Work task: Below are the records; copy every line in them that holds the string "accent".

[Items from an interface collection]
*** Block opens ***

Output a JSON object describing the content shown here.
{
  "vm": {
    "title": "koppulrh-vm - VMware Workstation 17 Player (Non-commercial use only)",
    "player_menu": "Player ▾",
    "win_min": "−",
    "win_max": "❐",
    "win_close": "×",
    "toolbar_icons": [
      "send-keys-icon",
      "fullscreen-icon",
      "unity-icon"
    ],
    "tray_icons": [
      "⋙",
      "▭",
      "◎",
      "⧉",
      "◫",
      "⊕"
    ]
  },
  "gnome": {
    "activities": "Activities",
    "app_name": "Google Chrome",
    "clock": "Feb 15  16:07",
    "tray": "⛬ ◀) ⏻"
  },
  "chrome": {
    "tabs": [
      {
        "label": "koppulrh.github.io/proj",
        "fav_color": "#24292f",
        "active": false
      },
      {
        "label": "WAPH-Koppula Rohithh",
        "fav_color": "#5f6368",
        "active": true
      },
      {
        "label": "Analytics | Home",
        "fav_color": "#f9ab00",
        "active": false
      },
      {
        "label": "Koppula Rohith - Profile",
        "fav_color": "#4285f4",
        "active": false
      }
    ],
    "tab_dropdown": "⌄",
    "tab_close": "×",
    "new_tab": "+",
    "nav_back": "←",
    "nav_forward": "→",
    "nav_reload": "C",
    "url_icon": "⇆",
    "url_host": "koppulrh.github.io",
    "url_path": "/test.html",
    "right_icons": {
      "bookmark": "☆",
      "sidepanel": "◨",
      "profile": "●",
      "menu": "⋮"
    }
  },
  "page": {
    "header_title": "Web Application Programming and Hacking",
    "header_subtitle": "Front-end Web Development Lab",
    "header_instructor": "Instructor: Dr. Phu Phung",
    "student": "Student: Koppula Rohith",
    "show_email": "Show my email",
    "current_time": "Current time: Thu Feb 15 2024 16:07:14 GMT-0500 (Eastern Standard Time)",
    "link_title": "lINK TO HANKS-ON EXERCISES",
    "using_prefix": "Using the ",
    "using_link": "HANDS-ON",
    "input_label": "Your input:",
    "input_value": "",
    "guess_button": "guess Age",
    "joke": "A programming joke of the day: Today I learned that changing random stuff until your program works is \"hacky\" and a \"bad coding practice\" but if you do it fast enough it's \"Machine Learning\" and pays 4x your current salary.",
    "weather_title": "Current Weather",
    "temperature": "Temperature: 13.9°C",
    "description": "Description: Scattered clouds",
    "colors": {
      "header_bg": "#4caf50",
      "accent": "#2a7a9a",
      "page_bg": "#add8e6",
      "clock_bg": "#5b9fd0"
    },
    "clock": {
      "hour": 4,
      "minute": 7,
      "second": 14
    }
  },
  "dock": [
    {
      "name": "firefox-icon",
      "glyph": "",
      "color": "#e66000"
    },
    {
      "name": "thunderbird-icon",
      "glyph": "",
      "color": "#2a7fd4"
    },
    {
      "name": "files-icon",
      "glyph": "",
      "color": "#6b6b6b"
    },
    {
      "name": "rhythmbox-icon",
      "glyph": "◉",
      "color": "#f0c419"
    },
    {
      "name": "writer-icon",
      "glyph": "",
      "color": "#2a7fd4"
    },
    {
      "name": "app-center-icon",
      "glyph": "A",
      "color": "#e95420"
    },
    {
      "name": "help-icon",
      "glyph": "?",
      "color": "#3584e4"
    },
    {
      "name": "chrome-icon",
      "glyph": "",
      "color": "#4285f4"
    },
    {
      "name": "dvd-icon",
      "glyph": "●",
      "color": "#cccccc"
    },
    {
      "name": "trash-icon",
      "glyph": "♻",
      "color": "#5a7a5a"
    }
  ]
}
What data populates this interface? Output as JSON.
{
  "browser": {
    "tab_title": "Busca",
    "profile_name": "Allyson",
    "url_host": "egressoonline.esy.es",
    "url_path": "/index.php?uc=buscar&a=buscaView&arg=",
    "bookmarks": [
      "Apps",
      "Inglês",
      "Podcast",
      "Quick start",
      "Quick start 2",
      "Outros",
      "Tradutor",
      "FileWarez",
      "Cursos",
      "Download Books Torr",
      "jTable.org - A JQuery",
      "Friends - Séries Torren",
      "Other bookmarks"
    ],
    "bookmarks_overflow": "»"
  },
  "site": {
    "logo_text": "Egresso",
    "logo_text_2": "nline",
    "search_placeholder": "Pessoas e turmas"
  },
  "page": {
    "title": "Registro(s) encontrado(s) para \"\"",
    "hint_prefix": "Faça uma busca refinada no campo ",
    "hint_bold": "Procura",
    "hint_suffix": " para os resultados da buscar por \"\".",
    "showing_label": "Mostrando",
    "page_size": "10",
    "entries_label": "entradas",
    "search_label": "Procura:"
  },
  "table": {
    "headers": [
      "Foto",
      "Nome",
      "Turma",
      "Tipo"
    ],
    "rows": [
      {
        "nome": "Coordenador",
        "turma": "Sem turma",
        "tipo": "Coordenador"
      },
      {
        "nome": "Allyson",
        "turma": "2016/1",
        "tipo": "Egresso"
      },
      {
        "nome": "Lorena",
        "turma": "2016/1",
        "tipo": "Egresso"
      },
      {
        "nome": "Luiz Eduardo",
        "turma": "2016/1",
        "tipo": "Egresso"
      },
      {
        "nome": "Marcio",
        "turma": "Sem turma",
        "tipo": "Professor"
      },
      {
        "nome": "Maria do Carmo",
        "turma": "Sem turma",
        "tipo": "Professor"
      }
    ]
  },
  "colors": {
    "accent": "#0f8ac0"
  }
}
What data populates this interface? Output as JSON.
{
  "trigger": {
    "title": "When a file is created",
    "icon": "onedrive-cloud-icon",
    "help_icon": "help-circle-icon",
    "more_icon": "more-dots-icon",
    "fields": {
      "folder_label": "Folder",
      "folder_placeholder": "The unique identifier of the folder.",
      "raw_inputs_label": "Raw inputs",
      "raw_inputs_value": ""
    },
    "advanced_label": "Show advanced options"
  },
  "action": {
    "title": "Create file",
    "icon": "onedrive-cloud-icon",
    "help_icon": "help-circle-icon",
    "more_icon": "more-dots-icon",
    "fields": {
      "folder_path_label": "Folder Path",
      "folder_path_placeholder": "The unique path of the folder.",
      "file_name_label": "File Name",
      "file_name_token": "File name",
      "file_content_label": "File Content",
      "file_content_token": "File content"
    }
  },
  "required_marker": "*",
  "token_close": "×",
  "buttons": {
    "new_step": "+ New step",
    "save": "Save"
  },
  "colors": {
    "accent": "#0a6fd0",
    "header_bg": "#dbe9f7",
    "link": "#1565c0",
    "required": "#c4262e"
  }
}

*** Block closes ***

Answer section:
      "accent": "#2a7a9a",
    "accent": "#0f8ac0"
    "accent": "#0a6fd0",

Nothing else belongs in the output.